Your goal
For the records that follow, give the number of lines in which the word "shopping" occurs, with nothing added.

Recorded information
····················

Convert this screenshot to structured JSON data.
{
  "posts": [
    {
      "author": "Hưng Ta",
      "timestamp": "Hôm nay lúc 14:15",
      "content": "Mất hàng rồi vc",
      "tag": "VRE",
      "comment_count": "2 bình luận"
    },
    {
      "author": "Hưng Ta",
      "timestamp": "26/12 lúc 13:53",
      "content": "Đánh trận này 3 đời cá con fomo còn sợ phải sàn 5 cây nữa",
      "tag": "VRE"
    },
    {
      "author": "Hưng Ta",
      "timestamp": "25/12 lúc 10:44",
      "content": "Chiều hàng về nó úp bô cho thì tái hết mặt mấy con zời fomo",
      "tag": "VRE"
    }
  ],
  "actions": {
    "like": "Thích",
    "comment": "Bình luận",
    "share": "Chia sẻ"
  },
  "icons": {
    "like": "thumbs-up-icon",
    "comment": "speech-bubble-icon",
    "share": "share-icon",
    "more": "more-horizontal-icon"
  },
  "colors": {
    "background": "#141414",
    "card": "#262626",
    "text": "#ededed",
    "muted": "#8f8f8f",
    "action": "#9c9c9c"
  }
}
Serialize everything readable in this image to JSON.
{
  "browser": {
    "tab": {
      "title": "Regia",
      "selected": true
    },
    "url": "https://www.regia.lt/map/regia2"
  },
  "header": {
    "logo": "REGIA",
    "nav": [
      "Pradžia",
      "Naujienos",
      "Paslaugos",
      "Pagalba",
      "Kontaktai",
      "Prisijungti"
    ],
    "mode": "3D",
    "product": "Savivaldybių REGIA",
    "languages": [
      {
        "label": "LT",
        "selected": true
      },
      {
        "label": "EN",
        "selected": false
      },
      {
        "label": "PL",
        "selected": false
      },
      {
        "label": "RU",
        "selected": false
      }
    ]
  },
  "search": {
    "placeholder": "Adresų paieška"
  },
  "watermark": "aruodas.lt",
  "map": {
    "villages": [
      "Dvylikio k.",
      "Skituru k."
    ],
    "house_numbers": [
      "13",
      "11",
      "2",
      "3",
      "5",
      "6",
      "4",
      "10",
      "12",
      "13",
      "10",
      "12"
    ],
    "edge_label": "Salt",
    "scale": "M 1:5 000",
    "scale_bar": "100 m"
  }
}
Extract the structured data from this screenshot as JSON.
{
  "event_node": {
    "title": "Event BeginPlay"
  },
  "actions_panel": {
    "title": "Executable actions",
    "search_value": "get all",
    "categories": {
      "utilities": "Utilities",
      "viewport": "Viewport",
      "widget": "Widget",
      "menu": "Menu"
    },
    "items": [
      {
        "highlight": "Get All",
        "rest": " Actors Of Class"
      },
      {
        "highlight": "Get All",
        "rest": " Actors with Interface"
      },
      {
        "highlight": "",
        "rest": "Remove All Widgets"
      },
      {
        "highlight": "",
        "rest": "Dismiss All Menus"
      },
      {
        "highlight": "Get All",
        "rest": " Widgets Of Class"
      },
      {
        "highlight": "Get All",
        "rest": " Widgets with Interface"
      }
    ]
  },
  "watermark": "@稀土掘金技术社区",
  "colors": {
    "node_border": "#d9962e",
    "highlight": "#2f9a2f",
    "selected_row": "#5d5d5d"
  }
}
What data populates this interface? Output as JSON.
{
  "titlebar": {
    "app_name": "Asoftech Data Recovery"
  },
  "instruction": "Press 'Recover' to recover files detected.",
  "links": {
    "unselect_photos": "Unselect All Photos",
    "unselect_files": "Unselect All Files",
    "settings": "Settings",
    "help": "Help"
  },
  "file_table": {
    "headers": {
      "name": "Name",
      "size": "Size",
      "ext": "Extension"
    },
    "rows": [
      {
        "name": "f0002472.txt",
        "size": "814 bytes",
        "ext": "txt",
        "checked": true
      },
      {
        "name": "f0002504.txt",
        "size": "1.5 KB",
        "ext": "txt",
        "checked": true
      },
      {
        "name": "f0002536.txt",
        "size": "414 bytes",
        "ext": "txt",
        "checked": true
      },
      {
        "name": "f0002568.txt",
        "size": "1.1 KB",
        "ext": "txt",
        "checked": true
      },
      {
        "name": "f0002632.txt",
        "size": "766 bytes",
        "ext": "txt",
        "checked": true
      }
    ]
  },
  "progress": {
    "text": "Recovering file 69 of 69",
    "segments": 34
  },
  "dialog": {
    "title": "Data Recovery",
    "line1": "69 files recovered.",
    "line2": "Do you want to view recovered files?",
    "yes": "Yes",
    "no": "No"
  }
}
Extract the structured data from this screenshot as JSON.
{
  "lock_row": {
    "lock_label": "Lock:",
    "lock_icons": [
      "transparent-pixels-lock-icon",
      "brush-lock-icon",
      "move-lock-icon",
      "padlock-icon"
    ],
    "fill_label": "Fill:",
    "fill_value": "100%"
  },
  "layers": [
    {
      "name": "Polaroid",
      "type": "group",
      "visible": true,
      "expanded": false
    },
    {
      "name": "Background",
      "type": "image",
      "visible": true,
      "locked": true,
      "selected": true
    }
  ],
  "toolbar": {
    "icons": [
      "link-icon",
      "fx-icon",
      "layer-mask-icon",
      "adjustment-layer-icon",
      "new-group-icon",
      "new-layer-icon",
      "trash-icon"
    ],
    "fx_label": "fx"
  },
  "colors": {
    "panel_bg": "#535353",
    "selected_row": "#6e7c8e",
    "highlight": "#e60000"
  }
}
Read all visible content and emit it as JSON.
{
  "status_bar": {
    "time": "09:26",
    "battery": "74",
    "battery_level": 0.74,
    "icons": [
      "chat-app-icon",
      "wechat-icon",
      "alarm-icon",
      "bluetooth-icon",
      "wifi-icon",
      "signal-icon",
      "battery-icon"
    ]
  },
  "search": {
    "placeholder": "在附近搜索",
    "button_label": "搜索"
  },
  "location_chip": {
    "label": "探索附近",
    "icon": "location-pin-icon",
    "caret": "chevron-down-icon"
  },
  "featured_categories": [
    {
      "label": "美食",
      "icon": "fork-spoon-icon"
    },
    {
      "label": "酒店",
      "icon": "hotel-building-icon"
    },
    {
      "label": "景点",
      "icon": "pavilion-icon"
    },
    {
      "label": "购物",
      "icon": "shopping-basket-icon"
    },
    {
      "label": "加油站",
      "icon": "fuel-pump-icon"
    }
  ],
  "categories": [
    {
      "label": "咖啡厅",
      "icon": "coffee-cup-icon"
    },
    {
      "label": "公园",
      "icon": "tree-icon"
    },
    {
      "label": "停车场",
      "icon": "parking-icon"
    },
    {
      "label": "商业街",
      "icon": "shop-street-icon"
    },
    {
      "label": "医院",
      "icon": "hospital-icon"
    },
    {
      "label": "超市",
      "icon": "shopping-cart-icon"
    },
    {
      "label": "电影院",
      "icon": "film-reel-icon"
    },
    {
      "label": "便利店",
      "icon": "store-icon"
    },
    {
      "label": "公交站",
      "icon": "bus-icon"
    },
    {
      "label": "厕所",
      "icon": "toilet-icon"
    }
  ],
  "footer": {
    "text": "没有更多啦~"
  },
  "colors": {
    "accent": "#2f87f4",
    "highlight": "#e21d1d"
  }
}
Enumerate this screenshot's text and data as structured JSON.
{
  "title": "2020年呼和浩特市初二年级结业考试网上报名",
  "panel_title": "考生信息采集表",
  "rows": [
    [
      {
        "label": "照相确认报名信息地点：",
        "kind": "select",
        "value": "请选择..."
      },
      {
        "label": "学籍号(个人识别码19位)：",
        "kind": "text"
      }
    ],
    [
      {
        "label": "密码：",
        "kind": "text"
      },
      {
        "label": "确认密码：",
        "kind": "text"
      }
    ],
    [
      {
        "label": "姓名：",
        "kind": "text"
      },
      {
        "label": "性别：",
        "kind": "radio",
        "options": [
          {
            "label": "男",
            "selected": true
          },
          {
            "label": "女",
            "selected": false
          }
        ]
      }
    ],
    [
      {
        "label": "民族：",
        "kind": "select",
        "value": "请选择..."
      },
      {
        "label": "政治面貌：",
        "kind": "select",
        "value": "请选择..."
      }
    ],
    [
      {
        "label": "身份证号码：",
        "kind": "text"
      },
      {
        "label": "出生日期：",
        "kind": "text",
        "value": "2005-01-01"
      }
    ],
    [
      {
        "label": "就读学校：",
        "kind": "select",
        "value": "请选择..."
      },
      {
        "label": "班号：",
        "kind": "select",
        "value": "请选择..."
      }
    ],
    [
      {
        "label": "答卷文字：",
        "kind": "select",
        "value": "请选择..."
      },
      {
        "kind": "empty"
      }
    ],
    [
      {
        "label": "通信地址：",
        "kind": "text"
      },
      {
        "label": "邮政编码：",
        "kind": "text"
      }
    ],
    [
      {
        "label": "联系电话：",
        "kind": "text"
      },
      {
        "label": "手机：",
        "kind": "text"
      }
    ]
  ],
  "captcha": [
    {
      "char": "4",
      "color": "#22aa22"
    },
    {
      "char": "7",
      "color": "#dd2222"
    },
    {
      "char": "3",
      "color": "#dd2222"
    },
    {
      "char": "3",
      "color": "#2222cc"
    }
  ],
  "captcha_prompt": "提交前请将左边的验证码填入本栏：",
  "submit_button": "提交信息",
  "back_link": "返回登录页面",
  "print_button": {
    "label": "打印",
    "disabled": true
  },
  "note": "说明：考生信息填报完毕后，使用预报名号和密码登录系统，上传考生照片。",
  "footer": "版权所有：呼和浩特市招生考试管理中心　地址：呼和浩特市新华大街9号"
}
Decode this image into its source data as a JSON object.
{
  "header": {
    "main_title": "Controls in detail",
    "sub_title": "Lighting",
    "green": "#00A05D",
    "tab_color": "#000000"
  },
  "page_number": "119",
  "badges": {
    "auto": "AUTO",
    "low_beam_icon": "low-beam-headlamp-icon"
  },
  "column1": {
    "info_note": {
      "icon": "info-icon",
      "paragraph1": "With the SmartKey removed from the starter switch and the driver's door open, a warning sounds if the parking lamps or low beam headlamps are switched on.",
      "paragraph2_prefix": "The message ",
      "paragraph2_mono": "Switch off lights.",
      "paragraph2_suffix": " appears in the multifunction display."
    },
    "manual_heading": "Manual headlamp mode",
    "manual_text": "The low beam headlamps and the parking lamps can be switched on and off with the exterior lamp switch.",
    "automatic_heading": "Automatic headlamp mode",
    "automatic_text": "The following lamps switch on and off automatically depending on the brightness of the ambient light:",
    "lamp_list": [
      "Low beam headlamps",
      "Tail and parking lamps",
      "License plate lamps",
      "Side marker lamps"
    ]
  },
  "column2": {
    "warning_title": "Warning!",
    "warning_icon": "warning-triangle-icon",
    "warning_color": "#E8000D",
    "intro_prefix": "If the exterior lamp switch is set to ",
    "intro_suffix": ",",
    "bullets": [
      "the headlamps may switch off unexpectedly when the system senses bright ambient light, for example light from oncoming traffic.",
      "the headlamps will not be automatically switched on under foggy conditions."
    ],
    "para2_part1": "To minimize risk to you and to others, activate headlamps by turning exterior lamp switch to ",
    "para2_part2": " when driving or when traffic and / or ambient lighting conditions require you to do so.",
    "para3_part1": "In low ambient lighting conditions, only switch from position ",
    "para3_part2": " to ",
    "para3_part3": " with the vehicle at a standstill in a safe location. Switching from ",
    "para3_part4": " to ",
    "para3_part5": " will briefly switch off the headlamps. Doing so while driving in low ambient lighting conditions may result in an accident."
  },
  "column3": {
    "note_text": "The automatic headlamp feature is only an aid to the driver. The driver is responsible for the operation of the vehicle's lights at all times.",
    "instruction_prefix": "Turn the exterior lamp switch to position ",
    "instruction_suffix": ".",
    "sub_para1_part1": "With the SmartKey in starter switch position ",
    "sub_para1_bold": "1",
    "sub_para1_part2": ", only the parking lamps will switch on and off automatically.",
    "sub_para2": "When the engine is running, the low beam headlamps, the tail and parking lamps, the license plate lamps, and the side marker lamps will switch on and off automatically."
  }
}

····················

Your solution
2